3. The essential requirement that the nova must satisfy in the above theory is that the total mass in the form of diffuse gaseous material must be of the order of 1/10 the solar mass, which requirement seems to be consistent with the observations of novae. Thus, although the theory applies explicitly to novae that break into two pieces of stellar mass having a gaseous filament drawn out between them (the pieces may have a mass ratio as great as 5/1), it seems clear that the discussion could be adjusted to include the case of novae following other models.
The process described above can be applied to the formation of non-solar planets. The mass of available planetary material depends upon such factors as the mass of the nova and its separation from the companion before outburst. It is to be expected that variations in these factors can lead to planetary masses that vary over a fairly wide range. It follows that since an appreciable fraction of the stars of mass comparable or greater than the solar mass are known to be members of binary systems, the number of planetary systems must be at least of the same order as the number of novae that have occurred in this class of star.
The presence of H2 molecules reduces the temperature of the cosmical cloud to a value that is small compared with the estimate given by Eddington. The necessary conditions for the molecules to persist at the capture radius of hot stars are investigated in the present paper, and it is shown that provided that the density of the cosmical cloud is sufficiently high the molecules will not suffer appreciable dissociation, and that radiation pressure will have only a negligible effect on the hydrogen. The critical density for a typical B star appears to be about 5 × 10−21 g. per c.c.

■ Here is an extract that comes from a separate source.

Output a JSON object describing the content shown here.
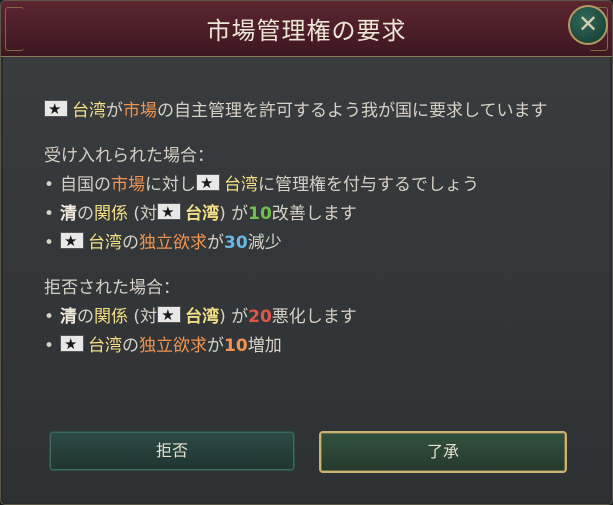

The rate of accretion of interstellar matter by stars as proposed in a previous paper is further discussed. It is shown that this amount, while sufficient for the evolution of the majority of stars, is insufficient by a factor of the order of 10 or more to give a satisfactory description of the general evolution of massive stars and close binary systems of small mass. Consideration of the possibility of increasing the rate of accretion for such exceptional stars leads to the conclusion that this can be carried out satisfactorily only by a corresponding increase in the density of the cloud. Although we were led to this view by considering all the factors involved in accretion and showing that only a change in the density could possibly produce the required increase, it is at once clear from the accretion formula, without detailed discussion of the other quantities involved, that the density is the only factor through which effects could be introduced that do not apply to all stars quite generally. By investigating the various factors in the galaxy affecting the density, it is shown that within 100 parsecs of the galactic plane, and also in local regions, the density may rise above 10−21 g. per c.c., which gives an increase of order 100 times the normal rate for stars lying in these regions. These suggestions receive independent corroboration from investigations by Jeans relating to extra-galactic nebulae which led to average densities also of order 10−21 g. per c.c., while a further argument from geological evidence shows that the average density of material along the sun's track must be higher than 10−21 g. per c.c. It remains to be seen whether future observations will succeed in confirming these suggestions indicated by the requirements of this theory of stellar evolution.